“Until now, this was the standard operating procedure. Everyone involved in the process knew this and we had regular annual inter-country drills in a neutral area such as North Waziristan to make sure the procedure went smoothly. The Indian government has done a volte-face now, and they are hanging people accused of terrorism. What has the world come to?” lamented the soft-spoken terrorist. “This is wrong, this is so wrong! Once Ajmal Kasab was hanged, we set about adding a few disclaimers to the “What to Expect from the Enemy when Captured” section of the Handbook of Terrorist Activities (11th edn., first published: 2001; Rs 660, place order via www dot terroristkart dot com, free shipping via rocket launcher). But we never expected that Afzal Guru too would be hanged.
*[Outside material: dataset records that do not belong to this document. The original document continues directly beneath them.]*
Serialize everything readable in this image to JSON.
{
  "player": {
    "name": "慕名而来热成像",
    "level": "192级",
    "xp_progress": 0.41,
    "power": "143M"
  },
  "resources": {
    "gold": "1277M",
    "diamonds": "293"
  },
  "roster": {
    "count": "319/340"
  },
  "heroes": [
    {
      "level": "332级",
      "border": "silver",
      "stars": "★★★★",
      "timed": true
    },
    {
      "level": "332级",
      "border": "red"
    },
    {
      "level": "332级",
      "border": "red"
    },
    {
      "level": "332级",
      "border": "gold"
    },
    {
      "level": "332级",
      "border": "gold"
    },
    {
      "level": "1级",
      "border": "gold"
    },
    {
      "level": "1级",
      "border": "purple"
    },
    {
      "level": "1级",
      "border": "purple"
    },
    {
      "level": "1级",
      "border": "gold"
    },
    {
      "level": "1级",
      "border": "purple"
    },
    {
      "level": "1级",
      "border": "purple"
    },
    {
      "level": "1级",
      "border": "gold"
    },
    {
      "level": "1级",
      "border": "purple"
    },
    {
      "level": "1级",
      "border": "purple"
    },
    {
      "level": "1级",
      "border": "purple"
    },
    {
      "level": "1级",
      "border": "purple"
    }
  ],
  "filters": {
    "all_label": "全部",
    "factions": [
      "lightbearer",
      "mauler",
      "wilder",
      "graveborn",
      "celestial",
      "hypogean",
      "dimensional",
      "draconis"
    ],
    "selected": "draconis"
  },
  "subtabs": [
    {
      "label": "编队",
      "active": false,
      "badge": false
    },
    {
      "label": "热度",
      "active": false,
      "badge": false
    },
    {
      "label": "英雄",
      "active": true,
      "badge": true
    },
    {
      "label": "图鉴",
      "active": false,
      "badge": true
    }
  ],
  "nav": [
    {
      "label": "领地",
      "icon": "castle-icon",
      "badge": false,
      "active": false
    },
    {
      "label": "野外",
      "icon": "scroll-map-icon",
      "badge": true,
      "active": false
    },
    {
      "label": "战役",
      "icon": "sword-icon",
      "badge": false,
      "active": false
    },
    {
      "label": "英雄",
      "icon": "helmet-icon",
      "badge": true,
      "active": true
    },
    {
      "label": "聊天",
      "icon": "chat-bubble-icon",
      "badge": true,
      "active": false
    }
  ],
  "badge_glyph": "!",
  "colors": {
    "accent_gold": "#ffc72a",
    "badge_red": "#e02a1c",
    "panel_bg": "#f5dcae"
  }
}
Come on! Whatever happened to the slowness, ineptitude, lack of decision making and the tendency to tamper with evidence that has become the hallmark of the country’s judicial process?” he wailed.
According to preliminary reports, the AITA has decided to press charges with respect to “misleading intentions”, “failure to adhere to the SOPs”, “character assassination”, “physical assassination”, and “breach of trust”. Sources high up say that the government would most probably lose the case since there is strong evidence in the form of their past action (or inaction) against terrorist groups stacked against it.
The Unreal Times submitted the above conversation via courier to the highest-ranking official in the Indian government to elicit comments. The package was evidently mistaken for a mercy petition, as the unopened courier was sent back to our offices a day after, with the words “SORRY, REJECTED!:(” (written in red ink on the cover).